When Sadiq Khan took office as London Mayor, there were high hopes that a new face would bring about a fresh change in the London property market. Following the Grenfell Tower disaster in June, our often archaic and convoluted viability system, which creates confusion and loopholes, has come under fresh scrutiny. Now, the London Mayor has proposed an innovative approach to affordable housing in London that could repair some of the damage of the past year by putting communities first.
We discuss guidelines, promises and crackdowns ahead of our Viability and Planning conference on Thursday 28th September.
Half of all new homes on public land in London must be affordable
The Supplementary Planning Guidance (SPG) sets out Sadiq Khan’s innovative approach toward affordable housing in the capital – a key talking point during his Mayoral Election in 2016.
Affordable housing levels in London are at a current low of 13% given permission. Khan’s proposal offers developers a fast-track package that bypasses costly viability negotiations in exchange for meeting a minimum 35% affordable housing threshold for each privately funded development on public land.

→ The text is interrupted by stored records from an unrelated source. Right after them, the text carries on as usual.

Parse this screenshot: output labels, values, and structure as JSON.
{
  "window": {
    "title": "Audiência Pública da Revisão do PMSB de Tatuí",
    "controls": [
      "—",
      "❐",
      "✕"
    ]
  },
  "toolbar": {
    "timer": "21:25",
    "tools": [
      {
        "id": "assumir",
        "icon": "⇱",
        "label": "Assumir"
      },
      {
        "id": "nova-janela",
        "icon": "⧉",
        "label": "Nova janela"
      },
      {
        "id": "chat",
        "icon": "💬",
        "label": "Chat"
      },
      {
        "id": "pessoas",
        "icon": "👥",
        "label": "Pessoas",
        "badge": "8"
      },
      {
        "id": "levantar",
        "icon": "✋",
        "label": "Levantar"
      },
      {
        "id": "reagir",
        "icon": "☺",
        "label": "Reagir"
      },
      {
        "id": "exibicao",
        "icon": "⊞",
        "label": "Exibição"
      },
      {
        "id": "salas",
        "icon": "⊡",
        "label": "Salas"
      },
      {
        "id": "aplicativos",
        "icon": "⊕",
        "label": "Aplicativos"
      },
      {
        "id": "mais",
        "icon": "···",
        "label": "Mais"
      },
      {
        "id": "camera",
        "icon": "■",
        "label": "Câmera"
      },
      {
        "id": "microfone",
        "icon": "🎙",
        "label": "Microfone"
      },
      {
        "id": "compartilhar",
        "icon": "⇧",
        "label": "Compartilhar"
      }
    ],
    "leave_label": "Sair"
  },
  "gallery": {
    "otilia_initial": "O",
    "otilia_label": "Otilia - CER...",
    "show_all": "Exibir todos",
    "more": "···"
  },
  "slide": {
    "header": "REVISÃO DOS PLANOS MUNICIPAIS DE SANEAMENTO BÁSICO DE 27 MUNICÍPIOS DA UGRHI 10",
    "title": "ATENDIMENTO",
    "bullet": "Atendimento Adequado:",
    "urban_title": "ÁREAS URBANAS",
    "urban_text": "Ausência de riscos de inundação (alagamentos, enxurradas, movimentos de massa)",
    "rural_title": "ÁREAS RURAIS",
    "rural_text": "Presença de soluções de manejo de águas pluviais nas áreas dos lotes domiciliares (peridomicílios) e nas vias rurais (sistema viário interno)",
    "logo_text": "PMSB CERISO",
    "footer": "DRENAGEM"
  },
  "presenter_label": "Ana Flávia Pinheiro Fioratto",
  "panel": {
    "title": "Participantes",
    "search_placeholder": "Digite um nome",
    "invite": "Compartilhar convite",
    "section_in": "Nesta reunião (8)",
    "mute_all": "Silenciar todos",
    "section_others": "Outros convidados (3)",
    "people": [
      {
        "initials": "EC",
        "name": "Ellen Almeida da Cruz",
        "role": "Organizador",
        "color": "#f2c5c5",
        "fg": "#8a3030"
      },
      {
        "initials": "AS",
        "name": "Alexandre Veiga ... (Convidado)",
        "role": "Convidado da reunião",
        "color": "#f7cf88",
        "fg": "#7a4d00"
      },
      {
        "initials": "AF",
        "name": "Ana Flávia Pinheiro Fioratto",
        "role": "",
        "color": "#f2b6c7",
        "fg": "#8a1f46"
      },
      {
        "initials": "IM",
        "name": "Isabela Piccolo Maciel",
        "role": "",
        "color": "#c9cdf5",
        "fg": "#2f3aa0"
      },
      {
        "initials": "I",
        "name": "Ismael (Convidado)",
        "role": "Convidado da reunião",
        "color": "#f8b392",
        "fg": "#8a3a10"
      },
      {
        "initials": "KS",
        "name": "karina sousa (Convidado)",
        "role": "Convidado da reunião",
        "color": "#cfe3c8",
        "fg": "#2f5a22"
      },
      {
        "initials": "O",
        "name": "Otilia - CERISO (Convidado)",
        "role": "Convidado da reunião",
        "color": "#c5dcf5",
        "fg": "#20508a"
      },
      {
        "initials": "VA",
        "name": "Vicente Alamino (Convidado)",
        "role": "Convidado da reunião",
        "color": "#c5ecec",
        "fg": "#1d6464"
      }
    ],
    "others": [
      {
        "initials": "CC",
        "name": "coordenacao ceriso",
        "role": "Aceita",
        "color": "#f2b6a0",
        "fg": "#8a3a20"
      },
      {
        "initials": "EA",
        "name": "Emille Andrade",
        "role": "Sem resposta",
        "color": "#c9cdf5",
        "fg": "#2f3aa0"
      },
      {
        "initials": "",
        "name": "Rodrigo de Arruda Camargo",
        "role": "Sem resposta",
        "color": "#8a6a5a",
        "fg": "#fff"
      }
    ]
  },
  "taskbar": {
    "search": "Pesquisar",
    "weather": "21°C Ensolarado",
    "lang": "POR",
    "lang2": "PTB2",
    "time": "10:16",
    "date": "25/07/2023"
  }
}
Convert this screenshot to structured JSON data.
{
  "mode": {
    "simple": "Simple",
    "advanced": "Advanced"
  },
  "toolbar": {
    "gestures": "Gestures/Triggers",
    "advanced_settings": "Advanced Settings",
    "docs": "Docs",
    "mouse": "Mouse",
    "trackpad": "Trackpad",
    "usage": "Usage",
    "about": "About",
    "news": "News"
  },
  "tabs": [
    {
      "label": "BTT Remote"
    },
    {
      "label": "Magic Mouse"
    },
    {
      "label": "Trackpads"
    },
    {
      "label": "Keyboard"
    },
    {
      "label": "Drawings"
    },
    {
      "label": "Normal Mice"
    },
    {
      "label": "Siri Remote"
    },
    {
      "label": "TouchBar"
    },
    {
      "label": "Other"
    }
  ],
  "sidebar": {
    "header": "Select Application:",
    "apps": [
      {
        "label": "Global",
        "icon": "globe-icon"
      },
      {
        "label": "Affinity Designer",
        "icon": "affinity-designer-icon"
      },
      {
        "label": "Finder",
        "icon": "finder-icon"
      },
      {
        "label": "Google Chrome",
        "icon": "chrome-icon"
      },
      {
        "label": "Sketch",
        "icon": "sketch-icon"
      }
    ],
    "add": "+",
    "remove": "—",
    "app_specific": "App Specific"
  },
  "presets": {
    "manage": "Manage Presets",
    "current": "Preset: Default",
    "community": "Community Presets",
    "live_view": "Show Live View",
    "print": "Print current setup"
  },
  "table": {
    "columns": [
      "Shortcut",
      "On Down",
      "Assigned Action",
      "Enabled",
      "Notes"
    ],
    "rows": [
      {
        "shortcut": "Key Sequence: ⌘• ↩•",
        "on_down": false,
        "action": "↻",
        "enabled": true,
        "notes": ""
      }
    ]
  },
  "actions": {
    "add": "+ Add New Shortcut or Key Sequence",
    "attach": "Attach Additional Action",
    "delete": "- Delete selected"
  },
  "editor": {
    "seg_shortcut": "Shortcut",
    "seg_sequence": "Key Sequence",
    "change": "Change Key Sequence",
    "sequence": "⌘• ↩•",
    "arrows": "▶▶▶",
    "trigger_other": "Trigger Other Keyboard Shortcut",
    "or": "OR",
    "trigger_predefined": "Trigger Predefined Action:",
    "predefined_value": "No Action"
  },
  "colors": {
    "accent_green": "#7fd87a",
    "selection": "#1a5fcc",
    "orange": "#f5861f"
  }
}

In one swift set of guidelines, he has fulfilled the three aims of the SPG draft:
The sudden crackdown on developers committing to their affordable housing obligations is promising, if not pushed along slightly by an outcry over a 40% cut in affordable housing provision inside Battersea Power Station.
The new guidance is just that, guidance
In usual fashion, what is proposed above is labelled as ‘guidance’; City Hall cannot impose the measures until the London Plan is finalised, hence the term. Mayoral powers extend to planning permissions that are of potential strategic importance, otherwise known as referred applications. Therefore, the SPG applies to developments that meet the following criteria:
Khan has addressed that many developments already under construction do not meet minimum affordable thresholds. In a series of measures, that will ensure “we don’t have a repeat of what happened at Battersea Power Station, with developers unacceptably reducing the number of affordable homes”, he promised that these builds would also come under scrutiny.
An expert viability team is on hand for London councils if developers try to reduce affordable planning provision after planning permission, but the promise of allocating an ‘unexpected’ share of their profits to an affordable housing investment fund may prove to be a more effective deterrent.
Why this matters
The confirmation of a ‘threshold approach’ toward affordable housing in the Supplementary Planning Guidance has been welcomed by the industry, from architects to planning consultants. A fast-track viability route for developers certainly builds on what was seen as a ‘light touch’ approach previously adopted by the Greater London Authority.
It is hoped that incentives to provide a minimum threshold should begin to change a culture of avoidance, as well as refresh a sense of solidarity and civic duty in the property market.
£1.7bn of investment has been secured to build 50,000 new and genuinely affordable homes to rent and buy. With new affordable housing starts diminishing in the capital, the speed at which the guidance is taken up by London councils will be important, so the devil will be in the detail.
Do you think the threshold approach to affordable housing will alleviate pressures on the UK planning system? Join us on Thursday 28th September for our annual Viability and Planning conference, now in its tenth year, to discuss current residential development planning permissions. It is a must-attend event for developers and local authorities across the UK, so we expect another sell out event in 2017. Please book early to guarantee your place.